Moving with kids or without makes a huge difference in the decision you are making. It is just that children require a whole other level of logistics. Will you have a spot in kindergartens or schools for them? Kids get a spot from they are one year old here, but you need to apply before the 1st of March to start in August (and other rules). Most importantly, since parents here have in total around 1 year of parental leave, it is impossible to find a kindergarten for kids who are younger than 10 months old. You’ll need a nanny, but those aren’t that easy to find either and the sector is not regulated. See The 8 Rules of Raising a Kid in Norway
To apply for a kindergarten you also need an address in Norway, and a temporary ID number. It is possible, of course, but just saying it is more logistics. School starts mid August in Norway and kindergartens open 1st of August, so you’ll need to take that in consideration when deciding when to move.
6- Are you planning on learning Norwegian?
Last but not least, what are your short and long term plans regarding language? Norwegians do speak English, very well actually, but it is not their native language and life happens in Norwegian here. Newspapers, television, discussions around the lunch table at work, discussions with teachers at school, talks with the administration. Sure most of them will make an effort, but if you are staying more than 2 years I’d really advise to learn the language asap. Read Is Norwegian Hard to Learn.
If you are planning not to, then you need to be prepared to live in a bubble with other foreigners, reading newspapers not written for locals, and not understanding everything happening around you. How to Learn Norwegian (or Die Trying)
7- Do you have the right to be here?
Last but not least, make sure you are coming on the right visa, do not extend your stay etc. Depending on where you come from, rules vary a lot, check the Immigration office udi.no.
If you have a job all the administrative stuff should fall into place, but if you don’t have a job when getting here, stricter rules apply.

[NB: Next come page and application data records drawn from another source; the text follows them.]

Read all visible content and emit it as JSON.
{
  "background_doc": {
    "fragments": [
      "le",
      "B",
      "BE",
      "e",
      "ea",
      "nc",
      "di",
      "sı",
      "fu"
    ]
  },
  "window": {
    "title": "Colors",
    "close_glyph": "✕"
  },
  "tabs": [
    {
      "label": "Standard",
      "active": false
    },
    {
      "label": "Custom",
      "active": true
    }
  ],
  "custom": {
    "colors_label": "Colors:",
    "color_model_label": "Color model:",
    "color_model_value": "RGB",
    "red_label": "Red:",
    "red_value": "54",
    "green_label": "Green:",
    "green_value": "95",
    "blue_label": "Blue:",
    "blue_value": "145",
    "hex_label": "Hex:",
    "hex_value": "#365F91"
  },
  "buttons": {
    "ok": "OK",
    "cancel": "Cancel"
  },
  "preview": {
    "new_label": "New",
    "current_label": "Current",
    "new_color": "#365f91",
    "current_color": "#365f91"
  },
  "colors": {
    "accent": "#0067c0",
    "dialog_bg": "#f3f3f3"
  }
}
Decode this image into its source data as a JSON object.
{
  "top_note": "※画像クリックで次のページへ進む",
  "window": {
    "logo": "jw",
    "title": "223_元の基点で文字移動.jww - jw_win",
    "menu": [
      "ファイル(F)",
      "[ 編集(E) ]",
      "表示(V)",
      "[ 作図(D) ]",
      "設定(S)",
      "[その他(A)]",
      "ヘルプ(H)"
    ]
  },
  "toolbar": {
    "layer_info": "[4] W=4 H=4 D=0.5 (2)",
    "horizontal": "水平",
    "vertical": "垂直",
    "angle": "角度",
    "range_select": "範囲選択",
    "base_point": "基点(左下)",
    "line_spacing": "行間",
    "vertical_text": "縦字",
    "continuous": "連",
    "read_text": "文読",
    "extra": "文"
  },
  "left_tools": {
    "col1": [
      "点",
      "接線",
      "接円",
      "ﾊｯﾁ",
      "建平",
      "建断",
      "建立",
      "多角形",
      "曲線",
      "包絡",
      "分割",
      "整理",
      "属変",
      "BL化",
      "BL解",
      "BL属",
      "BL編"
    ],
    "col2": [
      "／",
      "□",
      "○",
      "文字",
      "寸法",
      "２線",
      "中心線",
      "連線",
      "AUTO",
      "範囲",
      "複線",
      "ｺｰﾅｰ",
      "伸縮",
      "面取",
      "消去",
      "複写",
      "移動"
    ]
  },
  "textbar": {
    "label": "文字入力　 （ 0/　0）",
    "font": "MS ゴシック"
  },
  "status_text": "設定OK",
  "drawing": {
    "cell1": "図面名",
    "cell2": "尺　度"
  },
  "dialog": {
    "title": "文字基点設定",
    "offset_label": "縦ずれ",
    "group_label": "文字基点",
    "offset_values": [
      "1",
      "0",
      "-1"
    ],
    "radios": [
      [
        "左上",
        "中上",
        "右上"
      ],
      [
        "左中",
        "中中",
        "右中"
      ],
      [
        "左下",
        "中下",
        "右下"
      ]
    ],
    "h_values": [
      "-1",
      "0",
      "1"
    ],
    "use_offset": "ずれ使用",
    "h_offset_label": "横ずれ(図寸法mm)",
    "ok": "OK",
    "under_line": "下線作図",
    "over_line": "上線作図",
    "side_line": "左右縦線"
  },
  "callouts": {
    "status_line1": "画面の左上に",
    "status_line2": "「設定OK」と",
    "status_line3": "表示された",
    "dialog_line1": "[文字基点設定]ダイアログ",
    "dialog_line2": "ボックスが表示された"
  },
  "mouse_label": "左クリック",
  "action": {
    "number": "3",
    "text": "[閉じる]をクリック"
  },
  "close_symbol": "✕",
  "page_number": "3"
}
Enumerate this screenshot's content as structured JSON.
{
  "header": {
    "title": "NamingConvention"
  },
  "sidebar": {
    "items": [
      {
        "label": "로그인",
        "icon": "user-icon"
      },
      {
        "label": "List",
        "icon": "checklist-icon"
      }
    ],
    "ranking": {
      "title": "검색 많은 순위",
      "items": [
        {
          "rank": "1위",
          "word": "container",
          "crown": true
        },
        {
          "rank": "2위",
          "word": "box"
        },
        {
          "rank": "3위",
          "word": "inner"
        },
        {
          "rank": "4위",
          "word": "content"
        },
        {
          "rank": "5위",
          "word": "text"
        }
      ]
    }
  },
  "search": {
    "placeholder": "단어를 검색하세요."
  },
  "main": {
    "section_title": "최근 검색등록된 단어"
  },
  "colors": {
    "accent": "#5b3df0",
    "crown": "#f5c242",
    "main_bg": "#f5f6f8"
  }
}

I am in no place to tell you whether it is a good idea for you to move here, but I hope these questions will guide you to make the right choice for you and your family!